• Severe affectation of the flora, fishing depredation and contamination of the sea. It has produced in addition phenomena to population and urban growth disordered and lack of services public, among others. Destruction of ecosystems: One of the greater threats for the ecosystems is the massive presence of visitors. Throughout many years, only considered at the time of exploding a zone for the tourism was the fast enrichment of the people involved in the sector. The tourism became an activity that sent crowds on the defenseless nature. In this context it is no wonder the gradual destruction of numerous ecosystems took place in many countries, but mainly in those considered tourist “paradises”. Diminution of the amount and the quality of the water: The arrival of tourists to many zones where the water is little has had a devastating effect in the reserves of this natural good.
The causes have been several: the number of visitors, whom in many cases the amount, has exceeded to which really it is possible to be supplied in many zones. The rating of facilities with which water is wasted, as they are the golf courses or the fresh water swimming pools and the city-planning mastication, etc. All this gets to affect the agricultural development and the ecological balance of the zone. • The lack of water can favor, in addition, the desertization. • Impoverishment and contamination of grounds: A great amount of originating substances of the human activity exists that, added to the ground, changes their chemical properties and they make it unproductive. Some of these urban substances like sweeping remainders, used oils, etc. are related to the tourist activity. The solid remainders as much as liquid, can include a great variety of chemical substances, that frequently pierce the ground and they not only contaminate this one if not that also the underground water bodies contaminate. Of this form the grounds stop being productive.

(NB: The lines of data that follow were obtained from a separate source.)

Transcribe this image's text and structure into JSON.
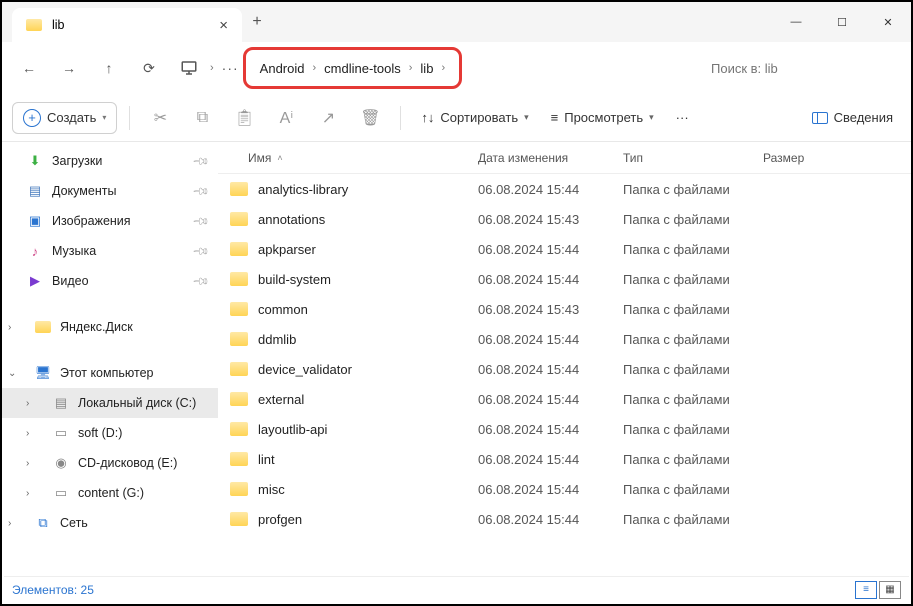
{
  "tab": {
    "title": "lib"
  },
  "window": {
    "min": "—",
    "max": "☐",
    "close": "✕"
  },
  "breadcrumb": {
    "seg1": "Android",
    "seg2": "cmdline-tools",
    "seg3": "lib"
  },
  "search": {
    "placeholder": "Поиск в: lib"
  },
  "toolbar": {
    "create": "Создать",
    "sort": "Сортировать",
    "view": "Просмотреть",
    "more": "···",
    "details": "Сведения"
  },
  "sidebar": {
    "downloads": "Загрузки",
    "documents": "Документы",
    "pictures": "Изображения",
    "music": "Музыка",
    "videos": "Видео",
    "yandex": "Яндекс.Диск",
    "thispc": "Этот компьютер",
    "localc": "Локальный диск (C:)",
    "softd": "soft (D:)",
    "cde": "CD-дисковод (E:)",
    "contentg": "content (G:)",
    "network": "Сеть"
  },
  "columns": {
    "name": "Имя",
    "date": "Дата изменения",
    "type": "Тип",
    "size": "Размер"
  },
  "type_folder": "Папка с файлами",
  "files": [
    {
      "name": "analytics-library",
      "date": "06.08.2024 15:44"
    },
    {
      "name": "annotations",
      "date": "06.08.2024 15:43"
    },
    {
      "name": "apkparser",
      "date": "06.08.2024 15:44"
    },
    {
      "name": "build-system",
      "date": "06.08.2024 15:44"
    },
    {
      "name": "common",
      "date": "06.08.2024 15:43"
    },
    {
      "name": "ddmlib",
      "date": "06.08.2024 15:44"
    },
    {
      "name": "device_validator",
      "date": "06.08.2024 15:44"
    },
    {
      "name": "external",
      "date": "06.08.2024 15:44"
    },
    {
      "name": "layoutlib-api",
      "date": "06.08.2024 15:44"
    },
    {
      "name": "lint",
      "date": "06.08.2024 15:44"
    },
    {
      "name": "misc",
      "date": "06.08.2024 15:44"
    },
    {
      "name": "profgen",
      "date": "06.08.2024 15:44"
    }
  ],
  "status": {
    "count_label": "Элементов: 25"
  }
}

• Extinction of multiple species of the fauna: The performance of the tourism on the forest masses and the uncontrolled city-planning growth is, along with the hunting, the greater dangers for the fauna in many of the zones in which we found a diminution of species. In the sea, the wealth of fish is being seen seriously affected. In the Mediterranean, 60 % of residual waters still are spilled to the sea without a suitable treatment. The growth of the population in the coasts is impressive and to this growth it is necessary to add to him to the impact of the tourism and the second residences. Esteem that in high season in the Mediterranean will go of 135 million of 1990 up to 570 million in 2025. In order to avoid an ecological disaster in this zone of the world it is necessary to develop plans that go beyond the municipal expositions. Severe affectation of the flora: The massive presence of visitors in natural zones in the same way affects the flora that to the fauna. In some zones, the proliferation of sport activities (motorcycles, mountain bikes, vehicles all land, etc.) It causes serious problems of erosion of the ground that, inevitably, affects the flora.